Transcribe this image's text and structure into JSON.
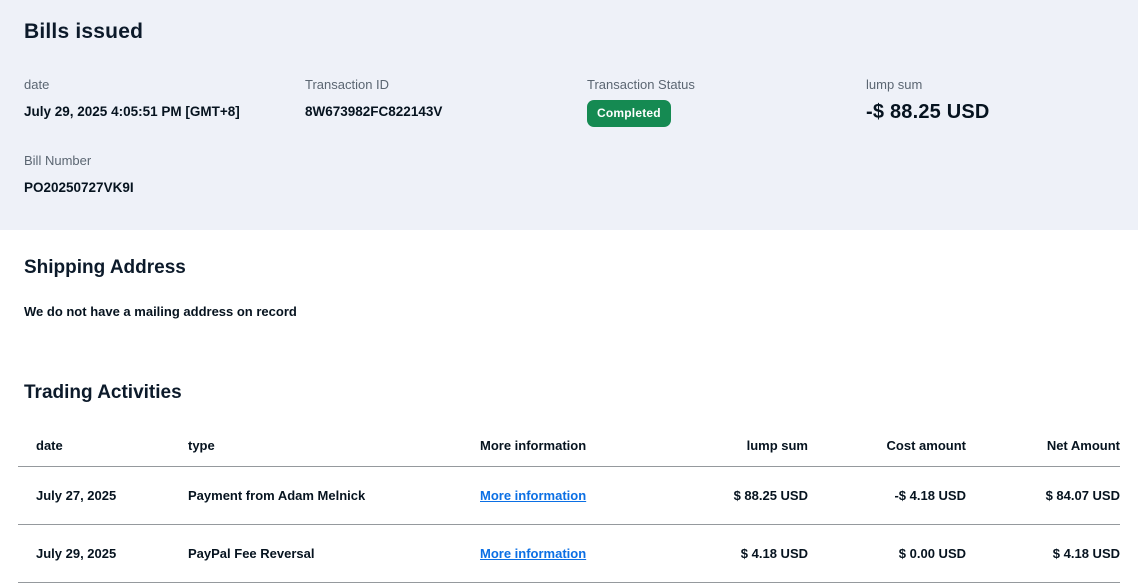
{
  "page": {
    "title": "Bills issued"
  },
  "summary": {
    "date": {
      "label": "date",
      "value": "July 29, 2025 4:05:51 PM [GMT+8]"
    },
    "transaction_id": {
      "label": "Transaction ID",
      "value": "8W673982FC822143V"
    },
    "status": {
      "label": "Transaction Status",
      "value": "Completed"
    },
    "lump_sum": {
      "label": "lump sum",
      "value": "-$ 88.25 USD"
    },
    "bill_number": {
      "label": "Bill Number",
      "value": "PO20250727VK9I"
    }
  },
  "shipping": {
    "title": "Shipping Address",
    "message": "We do not have a mailing address on record"
  },
  "trading": {
    "title": "Trading Activities",
    "columns": {
      "date": "date",
      "type": "type",
      "info": "More information",
      "lump_sum": "lump sum",
      "cost": "Cost amount",
      "net": "Net Amount"
    },
    "rows": [
      {
        "date": "July 27, 2025",
        "type": "Payment from Adam Melnick",
        "link": "More information",
        "lump_sum": "$ 88.25 USD",
        "cost": "-$ 4.18 USD",
        "net": "$ 84.07 USD"
      },
      {
        "date": "July 29, 2025",
        "type": "PayPal Fee Reversal",
        "link": "More information",
        "lump_sum": "$ 4.18 USD",
        "cost": "$ 0.00 USD",
        "net": "$ 4.18 USD"
      }
    ]
  },
  "colors": {
    "badge_green": "#158a52",
    "link_blue": "#0b6fe4",
    "band_background": "#eef1f8"
  }
}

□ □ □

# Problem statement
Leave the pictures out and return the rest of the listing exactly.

# Answer to this exercise
Transcribe this image's text and structure into JSON.
{
  "page": {
    "title": "Bills issued"
  },
  "summary": {
    "date": {
      "label": "date",
      "value": "July 29, 2025 4:05:51 PM [GMT+8]"
    },
    "transaction_id": {
      "label": "Transaction ID",
      "value": "8W673982FC822143V"
    },
    "status": {
      "label": "Transaction Status",
      "value": "Completed"
    },
    "lump_sum": {
      "label": "lump sum",
      "value": "-$ 88.25 USD"
    },
    "bill_number": {
      "label": "Bill Number",
      "value": "PO20250727VK9I"
    }
  },
  "shipping": {
    "title": "Shipping Address",
    "message": "We do not have a mailing address on record"
  },
  "trading": {
    "title": "Trading Activities",
    "columns": {
      "date": "date",
      "type": "type",
      "info": "More information",
      "lump_sum": "lump sum",
      "cost": "Cost amount",
      "net": "Net Amount"
    },
    "rows": [
      {
        "date": "July 27, 2025",
        "type": "Payment from Adam Melnick",
        "link": "More information",
        "lump_sum": "$ 88.25 USD",
        "cost": "-$ 4.18 USD",
        "net": "$ 84.07 USD"
      },
      {
        "date": "July 29, 2025",
        "type": "PayPal Fee Reversal",
        "link": "More information",
        "lump_sum": "$ 4.18 USD",
        "cost": "$ 0.00 USD",
        "net": "$ 4.18 USD"
      }
    ]
  },
  "colors": {
    "badge_green": "#158a52",
    "link_blue": "#0b6fe4",
    "band_background": "#eef1f8"
  }
}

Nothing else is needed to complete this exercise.